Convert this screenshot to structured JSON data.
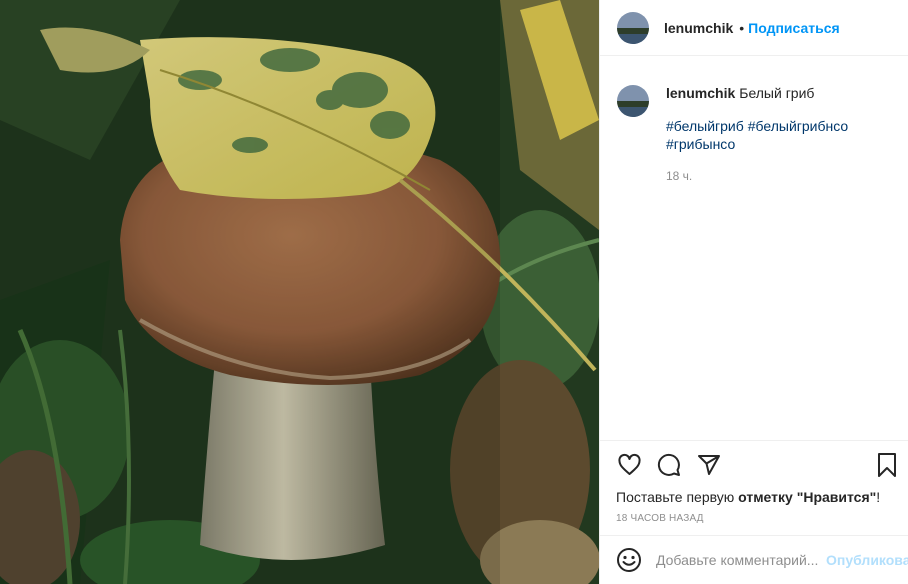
{
  "post": {
    "username": "lenumchik",
    "follow_label": "Подписаться",
    "separator": "•",
    "caption": "Белый гриб",
    "hashtags": [
      "#белыйгриб",
      "#белыйгрибнсо",
      "#грибынсо"
    ],
    "time_ago": "18 ч.",
    "likes_prefix": "Поставьте первую ",
    "likes_bold": "отметку \"Нравится\"",
    "likes_suffix": "!",
    "posted_ago": "18 часов назад"
  },
  "comment": {
    "placeholder": "Добавьте комментарий...",
    "publish_label": "Опубликовать"
  },
  "icons": {
    "like": "heart-icon",
    "comment": "comment-icon",
    "share": "paper-plane-icon",
    "save": "bookmark-icon",
    "emoji": "smiley-icon"
  },
  "colors": {
    "accent": "#0095f6",
    "hashtag": "#00376b",
    "muted": "#8e8e8e",
    "publish_disabled": "#b2dffc"
  }
}
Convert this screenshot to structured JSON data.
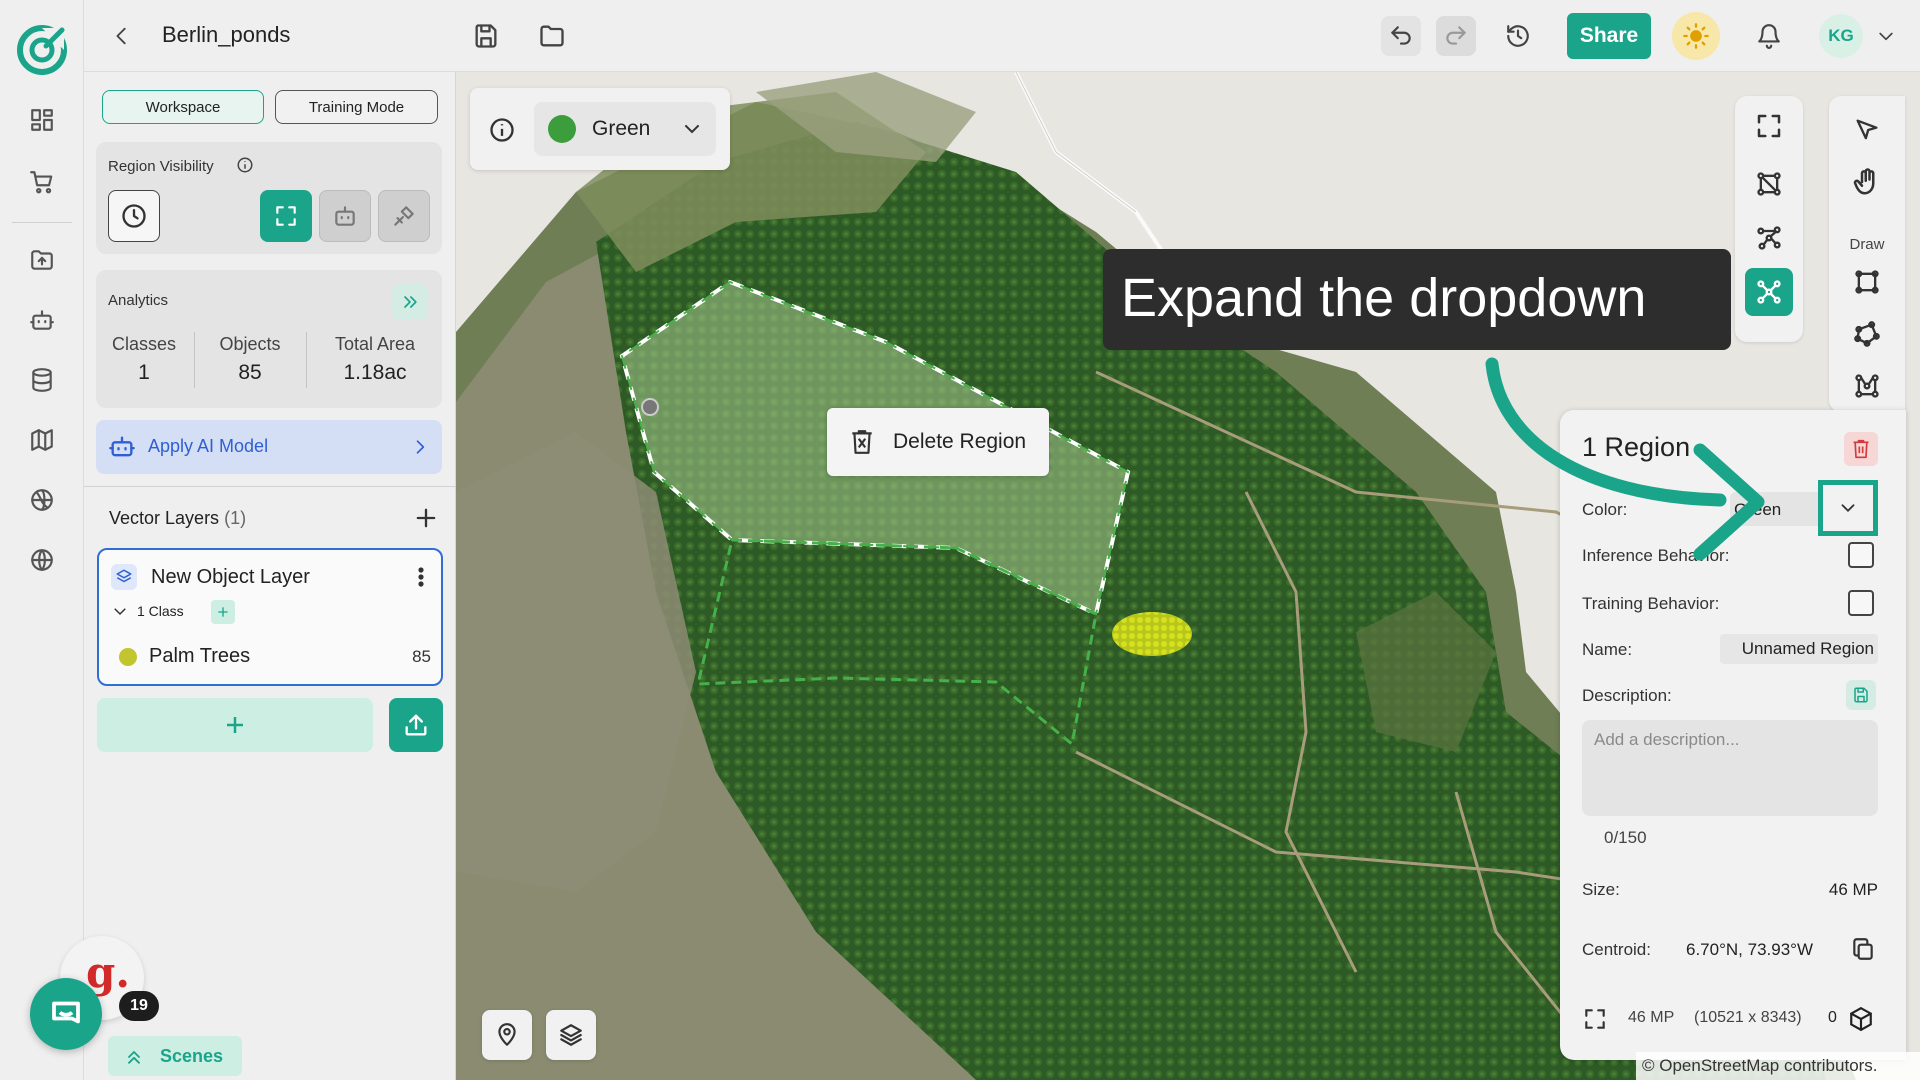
{
  "header": {
    "project_title": "Berlin_ponds",
    "share_label": "Share",
    "avatar_initials": "KG"
  },
  "rail": {
    "icons": [
      "logo-icon",
      "dashboard-icon",
      "cart-icon",
      "folder-upload-icon",
      "robot-icon",
      "database-icon",
      "map-icon",
      "globe-grid-icon",
      "globe-icon"
    ]
  },
  "panel": {
    "workspace_label": "Workspace",
    "training_label": "Training Mode",
    "region_visibility_label": "Region Visibility",
    "analytics": {
      "label": "Analytics",
      "stats": [
        {
          "label": "Classes",
          "value": "1"
        },
        {
          "label": "Objects",
          "value": "85"
        },
        {
          "label": "Total Area",
          "value": "1.18ac"
        }
      ]
    },
    "apply_ai_label": "Apply AI Model",
    "vector_layers": {
      "title": "Vector Layers",
      "count": "(1)",
      "layer": {
        "name": "New Object Layer",
        "class_count": "1 Class",
        "classes": [
          {
            "name": "Palm Trees",
            "objects": "85",
            "color": "#c1c52e"
          }
        ]
      }
    },
    "badge_letter": "g.",
    "chat_count": "19",
    "scenes_label": "Scenes"
  },
  "map": {
    "class_picker": {
      "label": "Green",
      "color": "#3c9d3c"
    },
    "delete_region_label": "Delete Region",
    "draw_label": "Draw",
    "tooltip": "Expand the dropdown",
    "attribution": "© OpenStreetMap contributors."
  },
  "region_panel": {
    "title": "1 Region",
    "color_label": "Color:",
    "color_value": "Green",
    "inference_label": "Inference Behavior:",
    "training_label": "Training Behavior:",
    "name_label": "Name:",
    "name_value": "Unnamed Region",
    "description_label": "Description:",
    "description_placeholder": "Add a description...",
    "description_count": "0/150",
    "size_label": "Size:",
    "size_value": "46 MP",
    "centroid_label": "Centroid:",
    "centroid_value": "6.70°N, 73.93°W",
    "footer_mp": "46 MP",
    "footer_dims": "(10521 x 8343)",
    "footer_count": "0"
  },
  "colors": {
    "accent": "#1aa58a",
    "ai_blue": "#2f5fd3",
    "danger": "#d23b3b"
  }
}
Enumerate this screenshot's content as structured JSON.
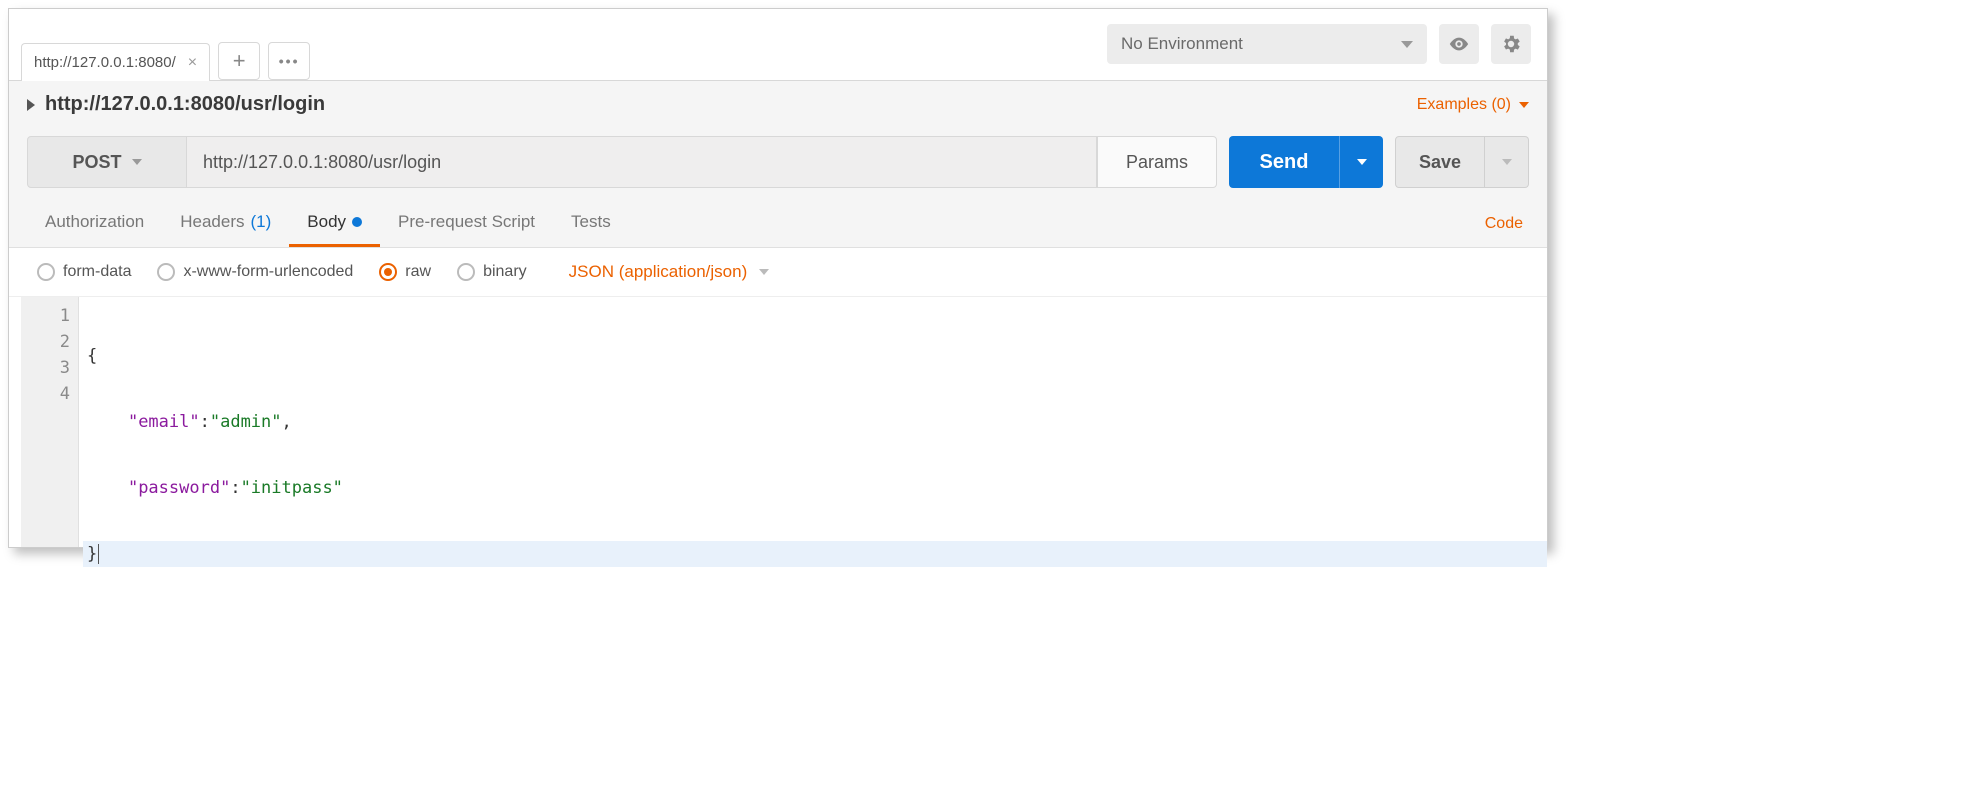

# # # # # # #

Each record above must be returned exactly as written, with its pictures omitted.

Convert this screenshot to structured JSON data.
{
  "post": {
    "username": "lenumchik",
    "follow_label": "Подписаться",
    "separator": "•",
    "caption": "Белый гриб",
    "hashtags": [
      "#белыйгриб",
      "#белыйгрибнсо",
      "#грибынсо"
    ],
    "time_ago": "18 ч.",
    "likes_prefix": "Поставьте первую ",
    "likes_bold": "отметку \"Нравится\"",
    "likes_suffix": "!",
    "posted_ago": "18 часов назад"
  },
  "comment": {
    "placeholder": "Добавьте комментарий...",
    "publish_label": "Опубликовать"
  },
  "icons": {
    "like": "heart-icon",
    "comment": "comment-icon",
    "share": "paper-plane-icon",
    "save": "bookmark-icon",
    "emoji": "smiley-icon"
  },
  "colors": {
    "accent": "#0095f6",
    "hashtag": "#00376b",
    "muted": "#8e8e8e",
    "publish_disabled": "#b2dffc"
  }
}
Convert this screenshot to structured JSON data.
{
  "header": {
    "project_title": "Berlin_ponds",
    "share_label": "Share",
    "avatar_initials": "KG"
  },
  "rail": {
    "icons": [
      "logo-icon",
      "dashboard-icon",
      "cart-icon",
      "folder-upload-icon",
      "robot-icon",
      "database-icon",
      "map-icon",
      "globe-grid-icon",
      "globe-icon"
    ]
  },
  "panel": {
    "workspace_label": "Workspace",
    "training_label": "Training Mode",
    "region_visibility_label": "Region Visibility",
    "analytics": {
      "label": "Analytics",
      "stats": [
        {
          "label": "Classes",
          "value": "1"
        },
        {
          "label": "Objects",
          "value": "85"
        },
        {
          "label": "Total Area",
          "value": "1.18ac"
        }
      ]
    },
    "apply_ai_label": "Apply AI Model",
    "vector_layers": {
      "title": "Vector Layers",
      "count": "(1)",
      "layer": {
        "name": "New Object Layer",
        "class_count": "1 Class",
        "classes": [
          {
            "name": "Palm Trees",
            "objects": "85",
            "color": "#c1c52e"
          }
        ]
      }
    },
    "badge_letter": "g.",
    "chat_count": "19",
    "scenes_label": "Scenes"
  },
  "map": {
    "class_picker": {
      "label": "Green",
      "color": "#3c9d3c"
    },
    "delete_region_label": "Delete Region",
    "draw_label": "Draw",
    "tooltip": "Expand the dropdown",
    "attribution": "© OpenStreetMap contributors."
  },
  "region_panel": {
    "title": "1 Region",
    "color_label": "Color:",
    "color_value": "Green",
    "inference_label": "Inference Behavior:",
    "training_label": "Training Behavior:",
    "name_label": "Name:",
    "name_value": "Unnamed Region",
    "description_label": "Description:",
    "description_placeholder": "Add a description...",
    "description_count": "0/150",
    "size_label": "Size:",
    "size_value": "46 MP",
    "centroid_label": "Centroid:",
    "centroid_value": "6.70°N, 73.93°W",
    "footer_mp": "46 MP",
    "footer_dims": "(10521 x 8343)",
    "footer_count": "0"
  },
  "colors": {
    "accent": "#1aa58a",
    "ai_blue": "#2f5fd3",
    "danger": "#d23b3b"
  }
}
Enumerate this screenshot's content as structured JSON.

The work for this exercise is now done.